Search Results for Tag: digital photography
As a radio journalist you’re supposed to produce a story for the ears but your editor may also want you to produce an online version – a story for the eyes.
It’s a common scenario in newsrooms around the world as broadcast and online newsrooms merge. It means you need to quickly learn new visual storytelling skills in order to adapt your stories for online publication.
While you can find loads of online training resources to help you get started, basic camera skills are only going to take you so far. If you’re required to produce photographs that document the story you’re covering, say an editor is suggesting to bring back eight photographs for a story or picture gallery, then you also need to employ skills from photojournalism.
OnMedia’s Guy Degen offers some tips for radio journalists to help produce strong images for their stories.
Perhaps the easiest way to describe JamSnap is as an iPhone app that lets you make an interactive image by adding snippets of sound and then share it through social media. It will remind you of other apps, but JamSnap is a deceptively simple idea that lets you tell a short story. Think Instagram, but with an audio clip to provide more context or natural sound. Think Thinglink, but easier to produce. And while SoundCloud and Audioboo both allow you to attach photos to an audio clip, JamSnap lets you grab the interest of the audience with an image first. That’s probably going to be more attractive to mobile users.
My smartphone has a fantastic camera and it’s a like a digital notebook for documenting events and sharing content, especially photos. But when I want to produce a better quality image, say a portrait of an interview partner, or when I want to work in low light conditions, then I’ll reach for my digital stills camera.

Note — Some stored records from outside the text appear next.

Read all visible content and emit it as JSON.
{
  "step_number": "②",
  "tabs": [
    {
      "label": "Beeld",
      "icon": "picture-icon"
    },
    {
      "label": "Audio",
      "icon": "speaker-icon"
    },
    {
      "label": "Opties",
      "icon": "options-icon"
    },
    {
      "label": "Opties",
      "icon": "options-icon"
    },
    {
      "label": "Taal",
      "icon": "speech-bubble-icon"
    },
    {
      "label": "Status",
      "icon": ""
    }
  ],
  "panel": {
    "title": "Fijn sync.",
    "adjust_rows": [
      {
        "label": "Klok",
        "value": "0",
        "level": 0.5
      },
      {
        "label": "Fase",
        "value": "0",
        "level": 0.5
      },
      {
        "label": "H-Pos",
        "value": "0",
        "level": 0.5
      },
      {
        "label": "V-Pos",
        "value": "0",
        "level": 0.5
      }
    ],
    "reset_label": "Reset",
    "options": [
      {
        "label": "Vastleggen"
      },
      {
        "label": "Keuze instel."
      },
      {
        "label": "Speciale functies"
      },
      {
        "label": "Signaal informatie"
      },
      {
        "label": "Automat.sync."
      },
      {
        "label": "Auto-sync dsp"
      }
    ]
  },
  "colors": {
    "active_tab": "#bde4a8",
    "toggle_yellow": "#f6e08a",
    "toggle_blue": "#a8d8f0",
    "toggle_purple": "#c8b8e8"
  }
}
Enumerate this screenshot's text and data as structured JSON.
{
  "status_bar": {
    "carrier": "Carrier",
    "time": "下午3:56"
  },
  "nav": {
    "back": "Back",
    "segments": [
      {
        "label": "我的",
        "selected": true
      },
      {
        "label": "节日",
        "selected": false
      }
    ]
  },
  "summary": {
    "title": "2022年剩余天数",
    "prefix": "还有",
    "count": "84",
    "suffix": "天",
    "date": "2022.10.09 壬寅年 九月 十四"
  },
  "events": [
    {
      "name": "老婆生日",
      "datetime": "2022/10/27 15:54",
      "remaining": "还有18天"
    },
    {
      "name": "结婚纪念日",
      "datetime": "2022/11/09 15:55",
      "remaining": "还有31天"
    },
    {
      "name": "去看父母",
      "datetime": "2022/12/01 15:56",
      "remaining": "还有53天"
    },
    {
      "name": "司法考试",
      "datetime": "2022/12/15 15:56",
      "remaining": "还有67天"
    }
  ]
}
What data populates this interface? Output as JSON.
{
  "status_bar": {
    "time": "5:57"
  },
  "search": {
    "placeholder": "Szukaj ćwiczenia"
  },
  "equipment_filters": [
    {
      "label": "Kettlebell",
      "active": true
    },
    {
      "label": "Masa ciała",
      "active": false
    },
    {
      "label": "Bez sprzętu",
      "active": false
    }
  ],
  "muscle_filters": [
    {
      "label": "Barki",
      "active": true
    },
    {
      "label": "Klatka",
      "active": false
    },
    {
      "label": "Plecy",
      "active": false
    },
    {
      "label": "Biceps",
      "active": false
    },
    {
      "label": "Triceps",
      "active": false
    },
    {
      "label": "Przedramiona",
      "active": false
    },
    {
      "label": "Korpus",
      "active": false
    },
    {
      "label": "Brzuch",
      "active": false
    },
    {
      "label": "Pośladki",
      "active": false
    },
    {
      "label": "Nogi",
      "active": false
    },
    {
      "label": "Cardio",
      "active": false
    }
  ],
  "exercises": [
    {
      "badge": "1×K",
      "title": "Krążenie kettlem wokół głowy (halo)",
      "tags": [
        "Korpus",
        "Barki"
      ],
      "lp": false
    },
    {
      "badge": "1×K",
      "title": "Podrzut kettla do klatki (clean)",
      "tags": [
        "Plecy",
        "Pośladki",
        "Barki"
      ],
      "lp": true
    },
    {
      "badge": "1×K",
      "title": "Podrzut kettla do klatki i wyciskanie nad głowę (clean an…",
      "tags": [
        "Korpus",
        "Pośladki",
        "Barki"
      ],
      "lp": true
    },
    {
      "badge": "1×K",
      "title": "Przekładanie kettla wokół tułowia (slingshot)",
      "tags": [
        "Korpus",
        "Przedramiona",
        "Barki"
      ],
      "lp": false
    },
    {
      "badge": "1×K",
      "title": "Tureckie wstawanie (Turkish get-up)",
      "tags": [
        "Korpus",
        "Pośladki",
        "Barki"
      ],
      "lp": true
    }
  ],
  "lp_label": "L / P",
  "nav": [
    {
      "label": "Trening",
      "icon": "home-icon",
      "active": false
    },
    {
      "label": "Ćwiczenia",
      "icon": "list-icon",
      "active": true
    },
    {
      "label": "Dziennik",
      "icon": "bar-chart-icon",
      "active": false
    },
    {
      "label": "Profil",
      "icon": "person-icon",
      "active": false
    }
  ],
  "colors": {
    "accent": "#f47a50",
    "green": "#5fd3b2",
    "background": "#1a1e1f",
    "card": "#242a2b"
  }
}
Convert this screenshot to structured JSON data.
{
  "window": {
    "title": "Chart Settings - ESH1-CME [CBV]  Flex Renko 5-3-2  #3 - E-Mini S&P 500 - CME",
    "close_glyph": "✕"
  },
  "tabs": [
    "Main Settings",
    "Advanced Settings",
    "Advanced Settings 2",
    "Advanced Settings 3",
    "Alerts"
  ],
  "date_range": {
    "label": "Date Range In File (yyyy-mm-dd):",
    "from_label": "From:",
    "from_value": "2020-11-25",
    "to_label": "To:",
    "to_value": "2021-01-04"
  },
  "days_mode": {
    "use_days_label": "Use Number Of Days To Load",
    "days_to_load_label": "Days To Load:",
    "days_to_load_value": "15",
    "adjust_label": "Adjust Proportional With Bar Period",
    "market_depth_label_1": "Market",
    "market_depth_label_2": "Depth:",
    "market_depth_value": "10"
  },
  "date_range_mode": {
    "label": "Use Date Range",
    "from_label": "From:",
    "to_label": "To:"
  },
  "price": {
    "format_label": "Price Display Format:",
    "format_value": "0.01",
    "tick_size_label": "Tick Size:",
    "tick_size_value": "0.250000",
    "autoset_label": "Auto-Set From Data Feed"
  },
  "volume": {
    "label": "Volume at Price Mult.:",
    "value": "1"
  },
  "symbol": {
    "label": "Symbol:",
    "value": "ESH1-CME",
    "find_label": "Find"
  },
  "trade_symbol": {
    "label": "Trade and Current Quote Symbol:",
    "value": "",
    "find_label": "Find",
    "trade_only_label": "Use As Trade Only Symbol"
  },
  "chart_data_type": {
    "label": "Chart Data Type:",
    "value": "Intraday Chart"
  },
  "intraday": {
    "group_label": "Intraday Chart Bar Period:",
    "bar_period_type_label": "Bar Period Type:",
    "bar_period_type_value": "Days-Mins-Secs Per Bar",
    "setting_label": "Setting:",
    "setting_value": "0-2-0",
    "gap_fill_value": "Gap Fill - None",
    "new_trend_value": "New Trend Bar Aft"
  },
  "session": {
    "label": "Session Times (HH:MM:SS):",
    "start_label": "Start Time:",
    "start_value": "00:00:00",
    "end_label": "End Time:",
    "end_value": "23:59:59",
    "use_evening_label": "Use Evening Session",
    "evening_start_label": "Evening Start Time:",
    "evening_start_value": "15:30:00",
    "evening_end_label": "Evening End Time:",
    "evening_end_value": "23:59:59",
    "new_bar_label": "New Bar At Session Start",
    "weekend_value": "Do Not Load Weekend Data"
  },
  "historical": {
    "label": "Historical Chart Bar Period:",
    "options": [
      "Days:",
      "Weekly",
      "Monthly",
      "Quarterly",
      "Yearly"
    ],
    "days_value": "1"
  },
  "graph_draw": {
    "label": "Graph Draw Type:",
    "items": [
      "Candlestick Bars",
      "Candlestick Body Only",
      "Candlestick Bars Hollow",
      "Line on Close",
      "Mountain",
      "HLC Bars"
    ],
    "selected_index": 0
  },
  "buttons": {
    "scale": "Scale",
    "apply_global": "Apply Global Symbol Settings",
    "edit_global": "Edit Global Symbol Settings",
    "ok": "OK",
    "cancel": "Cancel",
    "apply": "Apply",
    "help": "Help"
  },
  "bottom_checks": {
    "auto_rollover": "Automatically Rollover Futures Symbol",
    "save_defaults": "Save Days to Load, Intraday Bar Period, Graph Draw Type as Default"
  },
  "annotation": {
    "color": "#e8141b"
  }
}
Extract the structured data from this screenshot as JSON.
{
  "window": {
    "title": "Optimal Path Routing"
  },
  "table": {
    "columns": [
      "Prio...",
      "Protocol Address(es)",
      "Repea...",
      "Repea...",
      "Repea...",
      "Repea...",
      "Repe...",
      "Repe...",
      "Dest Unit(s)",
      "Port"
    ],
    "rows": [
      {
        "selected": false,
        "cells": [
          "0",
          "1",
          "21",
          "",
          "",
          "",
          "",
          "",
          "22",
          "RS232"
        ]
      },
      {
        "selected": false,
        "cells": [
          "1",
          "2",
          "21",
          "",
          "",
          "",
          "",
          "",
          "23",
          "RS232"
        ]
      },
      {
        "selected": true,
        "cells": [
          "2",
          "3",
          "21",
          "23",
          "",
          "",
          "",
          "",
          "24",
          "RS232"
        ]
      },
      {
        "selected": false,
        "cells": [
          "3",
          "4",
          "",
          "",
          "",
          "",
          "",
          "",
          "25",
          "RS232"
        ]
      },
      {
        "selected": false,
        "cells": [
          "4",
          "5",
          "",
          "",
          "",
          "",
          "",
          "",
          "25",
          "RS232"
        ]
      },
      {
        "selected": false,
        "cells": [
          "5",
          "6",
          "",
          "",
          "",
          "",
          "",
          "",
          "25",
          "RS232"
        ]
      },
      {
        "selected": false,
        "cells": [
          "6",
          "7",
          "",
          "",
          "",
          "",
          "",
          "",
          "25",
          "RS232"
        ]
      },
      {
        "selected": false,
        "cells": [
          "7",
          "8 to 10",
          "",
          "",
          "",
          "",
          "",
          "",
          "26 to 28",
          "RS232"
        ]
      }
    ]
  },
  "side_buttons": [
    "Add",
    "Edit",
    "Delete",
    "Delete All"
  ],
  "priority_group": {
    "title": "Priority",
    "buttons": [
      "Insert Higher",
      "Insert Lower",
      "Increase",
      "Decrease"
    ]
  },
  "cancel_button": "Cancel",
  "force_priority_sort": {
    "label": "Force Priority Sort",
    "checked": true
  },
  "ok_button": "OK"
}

The question is: how do I make my SLR camera as “mobile” as my smartphone so I can transfer images quickly from the camera to another device and share them on the web?
Yes, I can use a USB cable to connect my camera to either my laptop or my iPad or take out the SD card and plug it directly into the computer. But another way is to use a WiFi enabled SD memory card and there are some interesting advantages of using these cards for covering events.
WiFi enabled SD cards have been around for a while now. The WiFi chip inside the card creates its own wireless network, which allows you to connect your camera via the SD card to another device.
Which do you prefer? The original image of a white balaclava-clad rebel in Libya carrying a rocket propelled grenade, or the more dramatic looking battlefield with increased contrast that brings out richer greys and red hues in the clouds, smoke and earth?
The spectrum of digital tools available to photographers to edit images is vast – from professional software such as Photoshop or Aperture right through to consumer tools such as iPhoto or PicMonkey, not to mention hundreds of mobile photography applications.
If you’re of a certain vintage, then you might be a bit nostalgic about the days of film, the whiff of fixer and the time spent honing your skills in a dark room. Today adjusting the fundamental elements of a digital photograph, its DNA if you like, such as exposure/brightness, colour/saturation, whites/blacks, contrast/shadows and much, much more, are as easy as moving a virtual “slider” with a mouse.
But having a palette of digital tools does not mean editing a photo is a piece of cake. Far from it. In fact for photographers and newsroom photo-editors it opens up a raft of ethical questions.
How to correct shifting lines in photographs
If you take photographs, you’ve probably encountered this situation: You’re trying to photograph a building or a group of buildings, but you can’t move back any further. So in order to get the whole structure into the picture, you use a wide angle. In the resulting frame, the houses look like they’re about to fall over. This phenomenon is caused by a distortion of perspective brought about by the wide angle lens, the so-called shifting or converging lines. In many cases, a free software called ShiftN can help. It automatically corrects shifting vertical lines and turns them into straight verticals.
The video below shows you what this software can do.
This is how the programmers describe this free software: “ShiftN permits correction of converging lines; a majority of the correction work is taken over automatically by the program. Using the ‘automatic correction’ item in the menu is in most cases sufficient to produce a satisfying result. Both the effects of converging lines and poor camera angle are corrected automatically.”
It works, but it doesn’t work wonders
ShiftN is great if the distortion is only minor, as seen in the example video. But a case like those white high rises you see at the top of this page is too much for ShiftN’s automatic correction.
As you see on the right, the way ShiftN “corrected” this picture looks artificial. The manipulation is obvious and makes the viewer uncomfortable.
In some cases, you’ve just got to take another step back to get the perfect picture – or be prepared to live with converging lines.
By Thorsten Karg
When Google closed its popular Picnik online photo editing service earlier this year, there must have been a collective internet cry of “No!”. For journalist trainees Picnik was a great way of introducing the basics of photo editing, and it was available in several languages. So, what can fill the gap? Enter PicMonkey. Oh and by the way, it’s easy to use and it’s free.